- Half the amount of your Social Security benefits.
If your provisional income is between $25,000 and $34,000 as a single tax filer or $32,000 and $44,000 as a married joint filer, up to 50% of your benefits will be taxed at the federal level. And if your provisional income is above $34,000 for single filers or $44,000 for married joint filers, up to 85% of your benefits are taxed.
Around half of all retirees lose some of their Social Security money to federal taxes. If you expect your income to exceed these thresholds, be prepared to pay the IRS what you owe. If you're a long way from retirement but you anticipate you could earn enough as a senior to be subject to these taxes, you may also want to consider using a Roth IRA for your nest egg. Distributions from it aren't taxable, and they don't count when your provisional income is determined.
2. If you live in a state that taxes your benefits
It may not be just the federal government that wants a piece of your retirement benefits.
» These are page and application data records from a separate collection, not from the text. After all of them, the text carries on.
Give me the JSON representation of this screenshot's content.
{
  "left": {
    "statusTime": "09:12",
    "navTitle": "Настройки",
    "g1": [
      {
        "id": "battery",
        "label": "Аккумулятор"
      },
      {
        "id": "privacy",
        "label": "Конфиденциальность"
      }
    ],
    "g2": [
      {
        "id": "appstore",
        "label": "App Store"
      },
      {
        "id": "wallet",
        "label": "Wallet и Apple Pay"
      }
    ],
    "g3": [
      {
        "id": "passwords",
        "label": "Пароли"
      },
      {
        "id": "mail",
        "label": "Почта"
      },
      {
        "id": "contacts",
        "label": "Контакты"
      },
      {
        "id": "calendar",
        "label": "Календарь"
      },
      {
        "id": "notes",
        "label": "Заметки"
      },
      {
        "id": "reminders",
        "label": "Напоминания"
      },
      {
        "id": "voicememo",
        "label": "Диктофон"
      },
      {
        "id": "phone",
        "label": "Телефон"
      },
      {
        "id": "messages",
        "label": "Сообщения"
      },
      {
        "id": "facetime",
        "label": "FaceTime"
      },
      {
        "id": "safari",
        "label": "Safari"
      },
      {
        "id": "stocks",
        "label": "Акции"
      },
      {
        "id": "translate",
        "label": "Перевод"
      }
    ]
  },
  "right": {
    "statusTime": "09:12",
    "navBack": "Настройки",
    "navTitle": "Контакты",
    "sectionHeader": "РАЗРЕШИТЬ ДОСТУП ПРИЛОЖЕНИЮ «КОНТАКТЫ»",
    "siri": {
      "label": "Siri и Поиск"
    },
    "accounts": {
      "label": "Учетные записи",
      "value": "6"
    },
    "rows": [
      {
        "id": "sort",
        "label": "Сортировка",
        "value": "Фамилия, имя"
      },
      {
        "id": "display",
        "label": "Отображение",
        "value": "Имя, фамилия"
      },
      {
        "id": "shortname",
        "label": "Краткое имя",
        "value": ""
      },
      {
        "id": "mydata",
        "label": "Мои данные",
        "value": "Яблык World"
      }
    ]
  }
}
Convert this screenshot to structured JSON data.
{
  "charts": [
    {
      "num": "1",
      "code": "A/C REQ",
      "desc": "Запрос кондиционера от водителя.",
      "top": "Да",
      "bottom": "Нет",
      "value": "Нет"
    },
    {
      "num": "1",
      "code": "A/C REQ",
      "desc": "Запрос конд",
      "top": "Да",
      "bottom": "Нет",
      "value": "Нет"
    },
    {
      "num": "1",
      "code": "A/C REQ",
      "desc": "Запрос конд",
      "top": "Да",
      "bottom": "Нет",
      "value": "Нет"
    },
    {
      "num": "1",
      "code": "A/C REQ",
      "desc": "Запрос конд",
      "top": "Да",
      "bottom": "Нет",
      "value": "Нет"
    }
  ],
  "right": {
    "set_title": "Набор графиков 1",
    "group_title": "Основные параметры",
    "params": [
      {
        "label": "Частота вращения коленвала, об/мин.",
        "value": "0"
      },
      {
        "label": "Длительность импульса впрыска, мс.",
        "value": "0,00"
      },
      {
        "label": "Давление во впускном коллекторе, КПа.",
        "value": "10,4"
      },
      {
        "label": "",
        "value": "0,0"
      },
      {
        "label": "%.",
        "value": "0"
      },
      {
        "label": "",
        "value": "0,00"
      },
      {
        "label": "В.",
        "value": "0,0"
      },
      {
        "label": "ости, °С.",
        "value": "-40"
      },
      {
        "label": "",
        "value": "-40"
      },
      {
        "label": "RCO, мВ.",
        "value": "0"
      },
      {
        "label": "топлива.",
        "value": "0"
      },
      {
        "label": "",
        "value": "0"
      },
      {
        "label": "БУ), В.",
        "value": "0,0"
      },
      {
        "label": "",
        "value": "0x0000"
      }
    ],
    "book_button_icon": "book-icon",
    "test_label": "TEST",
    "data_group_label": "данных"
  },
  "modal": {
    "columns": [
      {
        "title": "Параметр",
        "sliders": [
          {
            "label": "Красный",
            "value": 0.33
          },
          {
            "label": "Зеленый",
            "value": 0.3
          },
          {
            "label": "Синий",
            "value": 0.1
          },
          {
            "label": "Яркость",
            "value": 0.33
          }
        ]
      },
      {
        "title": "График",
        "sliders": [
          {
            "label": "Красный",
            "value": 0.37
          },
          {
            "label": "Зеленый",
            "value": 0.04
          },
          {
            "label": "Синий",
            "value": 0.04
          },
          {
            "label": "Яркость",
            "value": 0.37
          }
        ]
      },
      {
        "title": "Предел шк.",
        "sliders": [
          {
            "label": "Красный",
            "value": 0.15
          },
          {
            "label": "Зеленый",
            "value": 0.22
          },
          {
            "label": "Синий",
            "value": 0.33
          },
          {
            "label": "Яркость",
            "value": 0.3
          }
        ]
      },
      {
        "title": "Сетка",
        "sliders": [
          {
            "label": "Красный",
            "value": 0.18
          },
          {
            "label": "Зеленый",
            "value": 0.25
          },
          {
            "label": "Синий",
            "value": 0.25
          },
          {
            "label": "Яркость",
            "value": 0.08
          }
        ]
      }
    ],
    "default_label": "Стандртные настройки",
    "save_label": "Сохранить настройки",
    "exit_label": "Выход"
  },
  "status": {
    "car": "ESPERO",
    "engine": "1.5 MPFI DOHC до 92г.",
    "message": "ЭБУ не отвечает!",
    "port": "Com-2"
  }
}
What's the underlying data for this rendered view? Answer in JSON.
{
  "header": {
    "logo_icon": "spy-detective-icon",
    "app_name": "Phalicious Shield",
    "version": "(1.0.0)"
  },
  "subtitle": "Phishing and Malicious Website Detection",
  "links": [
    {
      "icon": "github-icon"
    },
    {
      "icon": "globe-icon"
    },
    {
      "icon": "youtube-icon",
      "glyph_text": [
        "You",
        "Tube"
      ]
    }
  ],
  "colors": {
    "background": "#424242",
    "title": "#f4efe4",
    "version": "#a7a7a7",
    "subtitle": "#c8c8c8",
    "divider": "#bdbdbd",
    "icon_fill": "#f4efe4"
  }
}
If you live in one of these 13 states that tax benefits, you could owe your local government as well:
- New Mexico
- North Dakota
- Rhode Island
- West Virginia
The specific rules about taxing your benefits vary by state, and all states tax only higher earners on their benefits. Some are in the process of phasing out these taxes on retirees. Starting in 2022, for example, West Virginia seniors shouldn't have to worry about owing state taxes on benefits as they are expected to be completely eliminated.
Still, if you live in one of these states or are considering moving to one in retirement, this could mean keeping less of your Social Security retirement money.
Taxes are never fun to pay, especially so on benefits that you've worked all your life to earn. But knowing these rules will help prepare you for them, or even help you avoid them entirely.